We have lots of databases to choose from and they all have their own set of strengths and weaknesses. The likelihood is you will have to replicate your search strategy on multiple databases, but again we have a lot of help available online to make sure you do this correctly and consistently.
It can be a time-consuming process but it’s well worth doing as you will be rewarded with a much greater volume of useful research which you can then use to support the central arguments of your own dissertation.
There are lots of other types of literature available as well, including; conference proceedings and unpublished academic papers can be valuable sources of up to date information giving you an insight into the latest research directions.
Proceedings can be easily accessed using the Web of Science platform and Google Scholar. Google Scholar also allows you to search for unpublished research or you can consult individual university websites (including AMBS) for direct access to these papers.
You may also want to look at previous dissertations submitted. Unfortunately, University of Manchester only provides access to PhD theses currently (via our eTheses service), but you can use sources such as ProQuests: Dissertation and Theses product to search for Masters level dissertations from other institutions.
Finally you may of course want to look for literature online. In a fast-moving field such as Business and Management this can be a viable strategy, but you need to be careful to properly evaluate any content which you come across online. Identifying reputable websites can be a useful way to do this and then searching these individually for relevant content.
You will find an example of how to do this, plus information about all the other services in our accompanying Business and Management literature post.
The final point to make is that if you are struggling to identify relevant literature you can (and should) ask the Library for help! This is one of many things that Librarians are good at — helping people to find relevant things, so please do use the “Help” options on the Library website if you need them. Someone will be able to get in touch with you and help to get your research moving in the right direction.
Thanks very much for listening!
Further posts and podcasts on this topic
- Introduction to AMBS Dissertation support — podcast
- Business and management: your research strategy
- Business and management: your research strategy podcast
- Trade and industry news
- Trade and Industry news podcast
- Market and sector research
- Market and sector research podcast
- Company and Financial information: choosing a database podcast
- Company and Financial information: using databases podcast
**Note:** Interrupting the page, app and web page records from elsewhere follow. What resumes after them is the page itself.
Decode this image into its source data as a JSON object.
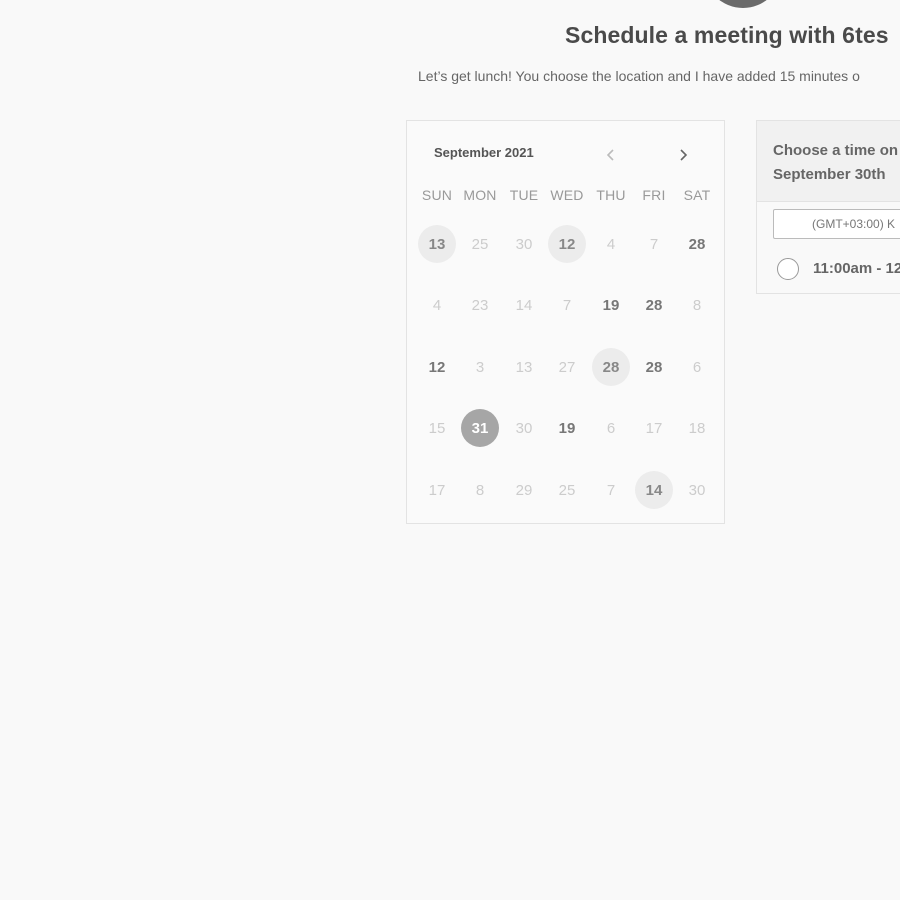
{
  "header": {
    "title": "Schedule a meeting with 6tes",
    "subtitle": "Let’s get lunch! You choose the location and I have added 15 minutes o"
  },
  "calendar": {
    "month_label": "September 2021",
    "weekdays": [
      "SUN",
      "MON",
      "TUE",
      "WED",
      "THU",
      "FRI",
      "SAT"
    ],
    "weeks": [
      [
        {
          "d": "13",
          "s": "avail"
        },
        {
          "d": "25",
          "s": "muted"
        },
        {
          "d": "30",
          "s": "muted"
        },
        {
          "d": "12",
          "s": "avail"
        },
        {
          "d": "4",
          "s": "muted"
        },
        {
          "d": "7",
          "s": "muted"
        },
        {
          "d": "28",
          "s": "dark"
        }
      ],
      [
        {
          "d": "4",
          "s": "muted"
        },
        {
          "d": "23",
          "s": "muted"
        },
        {
          "d": "14",
          "s": "muted"
        },
        {
          "d": "7",
          "s": "muted"
        },
        {
          "d": "19",
          "s": "dark"
        },
        {
          "d": "28",
          "s": "dark"
        },
        {
          "d": "8",
          "s": "muted"
        }
      ],
      [
        {
          "d": "12",
          "s": "dark"
        },
        {
          "d": "3",
          "s": "muted"
        },
        {
          "d": "13",
          "s": "muted"
        },
        {
          "d": "27",
          "s": "muted"
        },
        {
          "d": "28",
          "s": "avail"
        },
        {
          "d": "28",
          "s": "dark"
        },
        {
          "d": "6",
          "s": "muted"
        }
      ],
      [
        {
          "d": "15",
          "s": "muted"
        },
        {
          "d": "31",
          "s": "sel"
        },
        {
          "d": "30",
          "s": "muted"
        },
        {
          "d": "19",
          "s": "dark"
        },
        {
          "d": "6",
          "s": "muted"
        },
        {
          "d": "17",
          "s": "muted"
        },
        {
          "d": "18",
          "s": "muted"
        }
      ],
      [
        {
          "d": "17",
          "s": "muted"
        },
        {
          "d": "8",
          "s": "muted"
        },
        {
          "d": "29",
          "s": "muted"
        },
        {
          "d": "25",
          "s": "muted"
        },
        {
          "d": "7",
          "s": "muted"
        },
        {
          "d": "14",
          "s": "avail"
        },
        {
          "d": "30",
          "s": "muted"
        }
      ]
    ]
  },
  "time_panel": {
    "title_line1": "Choose a time on",
    "title_line2": "September 30th",
    "timezone": "(GMT+03:00) K",
    "slots": [
      {
        "label": "11:00am - 12"
      }
    ]
  }
}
- Economic and demographic databases
- Economic and demographic databases podcast
- Business and management literature
- FAQs: The Library has produced a database of frequently asked questions (as part of our Ask an Expert service) which is well worth consulting. If you are finding something difficult, there is a good chance another student has too, and we add to this database regularly throughout the academic year.
- Online resources: You can find a full list of all our online resources on University of Manchester Library website.
- Workshops: We also offer a series of workshops within the Eddie Davies Finance Zone where you can get hands on practice with using particular resources guided by our Business Data Specialist and Teaching and Learning Librarians.
- Contact us: You can also contact us (via our Ask an Expert service) at any time if you have a specific research question, or need specialist help with a particular database.